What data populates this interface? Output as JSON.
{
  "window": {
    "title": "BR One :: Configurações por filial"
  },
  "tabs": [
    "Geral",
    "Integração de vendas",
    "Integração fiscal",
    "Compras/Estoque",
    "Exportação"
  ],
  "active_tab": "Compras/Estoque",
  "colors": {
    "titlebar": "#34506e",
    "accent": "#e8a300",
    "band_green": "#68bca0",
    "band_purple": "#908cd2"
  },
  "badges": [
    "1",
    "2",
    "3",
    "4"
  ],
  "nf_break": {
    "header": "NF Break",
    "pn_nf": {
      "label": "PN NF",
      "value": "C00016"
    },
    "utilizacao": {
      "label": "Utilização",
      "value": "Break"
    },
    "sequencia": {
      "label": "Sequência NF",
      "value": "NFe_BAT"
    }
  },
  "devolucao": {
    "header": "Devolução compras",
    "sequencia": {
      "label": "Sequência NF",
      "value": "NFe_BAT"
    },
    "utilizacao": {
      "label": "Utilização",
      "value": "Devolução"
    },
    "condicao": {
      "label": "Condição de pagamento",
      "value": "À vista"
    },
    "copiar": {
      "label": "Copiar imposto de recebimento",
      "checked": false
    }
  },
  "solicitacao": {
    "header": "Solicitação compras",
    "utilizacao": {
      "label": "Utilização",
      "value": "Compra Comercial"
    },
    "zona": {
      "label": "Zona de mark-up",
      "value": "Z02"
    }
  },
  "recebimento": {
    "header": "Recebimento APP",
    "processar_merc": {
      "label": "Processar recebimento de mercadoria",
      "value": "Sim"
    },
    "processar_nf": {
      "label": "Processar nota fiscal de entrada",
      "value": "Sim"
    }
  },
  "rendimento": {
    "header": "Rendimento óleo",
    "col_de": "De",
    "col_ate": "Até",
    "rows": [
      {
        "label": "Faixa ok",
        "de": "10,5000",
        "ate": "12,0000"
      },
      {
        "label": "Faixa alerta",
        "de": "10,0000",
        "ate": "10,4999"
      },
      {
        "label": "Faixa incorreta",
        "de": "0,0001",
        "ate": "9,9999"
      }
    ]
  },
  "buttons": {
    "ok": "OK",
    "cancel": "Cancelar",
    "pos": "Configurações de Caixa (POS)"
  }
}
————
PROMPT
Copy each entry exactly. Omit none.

ANSWER TO THE PROBLEM
What data populates this interface? Output as JSON.
{
  "window": {
    "title": "BR One :: Configurações por filial"
  },
  "tabs": [
    "Geral",
    "Integração de vendas",
    "Integração fiscal",
    "Compras/Estoque",
    "Exportação"
  ],
  "active_tab": "Compras/Estoque",
  "colors": {
    "titlebar": "#34506e",
    "accent": "#e8a300",
    "band_green": "#68bca0",
    "band_purple": "#908cd2"
  },
  "badges": [
    "1",
    "2",
    "3",
    "4"
  ],
  "nf_break": {
    "header": "NF Break",
    "pn_nf": {
      "label": "PN NF",
      "value": "C00016"
    },
    "utilizacao": {
      "label": "Utilização",
      "value": "Break"
    },
    "sequencia": {
      "label": "Sequência NF",
      "value": "NFe_BAT"
    }
  },
  "devolucao": {
    "header": "Devolução compras",
    "sequencia": {
      "label": "Sequência NF",
      "value": "NFe_BAT"
    },
    "utilizacao": {
      "label": "Utilização",
      "value": "Devolução"
    },
    "condicao": {
      "label": "Condição de pagamento",
      "value": "À vista"
    },
    "copiar": {
      "label": "Copiar imposto de recebimento",
      "checked": false
    }
  },
  "solicitacao": {
    "header": "Solicitação compras",
    "utilizacao": {
      "label": "Utilização",
      "value": "Compra Comercial"
    },
    "zona": {
      "label": "Zona de mark-up",
      "value": "Z02"
    }
  },
  "recebimento": {
    "header": "Recebimento APP",
    "processar_merc": {
      "label": "Processar recebimento de mercadoria",
      "value": "Sim"
    },
    "processar_nf": {
      "label": "Processar nota fiscal de entrada",
      "value": "Sim"
    }
  },
  "rendimento": {
    "header": "Rendimento óleo",
    "col_de": "De",
    "col_ate": "Até",
    "rows": [
      {
        "label": "Faixa ok",
        "de": "10,5000",
        "ate": "12,0000"
      },
      {
        "label": "Faixa alerta",
        "de": "10,0000",
        "ate": "10,4999"
      },
      {
        "label": "Faixa incorreta",
        "de": "0,0001",
        "ate": "9,9999"
      }
    ]
  },
  "buttons": {
    "ok": "OK",
    "cancel": "Cancelar",
    "pos": "Configurações de Caixa (POS)"
  }
}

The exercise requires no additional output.